About two weeks ago, the industry received the latest ad-spend data overview, and it provides some interesting food for thought.
First of all, the “no surprises” or “duh” facts: Ad spend in 2020 is down, whether you look at total media advertising revenue, internet advertising or most other individual media and platforms. There is no surprise here because… pandemic.
And what the actual numbers will be by the end of this year remains to be seen.
It seems that COVID-19 will be here for a good while longer, and the impact on business and the economy -- and therefore marketing and advertising -- will be felt for an equally long time.
Another “duh” fact is that the top 10 consists for 70% of companies in tech, communications and new commerce.
The only three “traditional” advertisers in the Top 10 are Procter & Gamble, American Express and General Motors. The fastest-growing advertisers reflect the Top 10 similarly in that they are largely in the same categories of tech, communications and new commerce.

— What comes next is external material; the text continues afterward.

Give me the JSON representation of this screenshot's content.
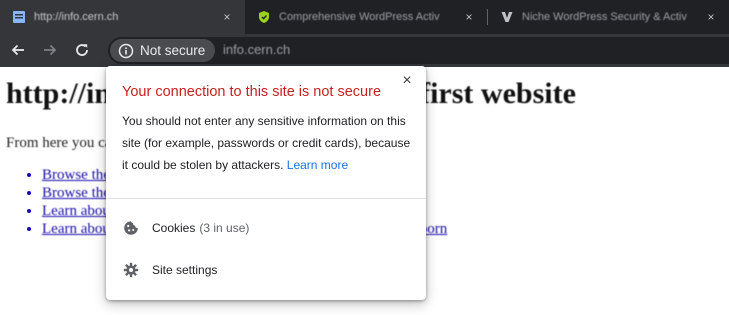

They include the likes of Sirius, Facebook, LendingTree, Wayfair and GrubHub, to name a few. This is obviously completely reflective of consumer usage and consumer interest in today’s world.
As a category, other than tech, insurance seems to be the fastest-growing, which tells you something else about the world we live in.
We must be super worried and scared, because why else would the likes of Geico, USAA, Farmers, Progressive and all the others who are ready to sell us “safety” see opportunity to spend such enormous amounts of money to entice us over?
What is also fascinating is that Kantar’s measured media covers about 20% to 30% of all estimated advertising dollars. If you are an advertiser who is using Kantar metrics to calculate Share of Voice vs Share of Market to determine your budgets… good luck!
The advertising top 10, of course, looked completely different ten or twenty years ago. At that time, the list would have been dominated by food, beverage and FMCG’s (Fast Moving Consumer Goods), as well as insurance companies, cars, fast-food restaurants and perhaps even retailers.
Looking forward, it seems that the forecasters have all decided that 2021 will be the year of recovery. GroupM is forecasting that ad spend will grow by 4.2% (current 2020 ad spend is down 12.9%), with digital ad spend predicted to be up 11.8%. So the forecasted growth will not make up for the losses, but there will be growth.
Well, call me a naysayer, but I don’t think this is warranted. The fallout from the industries, business and services that are only partially open or re-opened, or are re-opening and then closing again, is huge. Think bars, gyms, hotels, airlines, restaurants, universities, music venues, theaters, cinemas, tourist attractions and sports venues… the list is long, and their economic tentacles reach far into all sorts of other parts of the economy that supply or depend on these businesses.
My prediction is that we will, sadly, see continued high unemployment rates in all these categories -- and as a result we will continue to have a depressed economy while consumers do not have the dollars or the confidence to spend.
That means depressed ad spend will continue to be the case going forward as well.
I hope I am wrong and the other crystal ball gazers are right. But based on current data and trends, I am not convinced.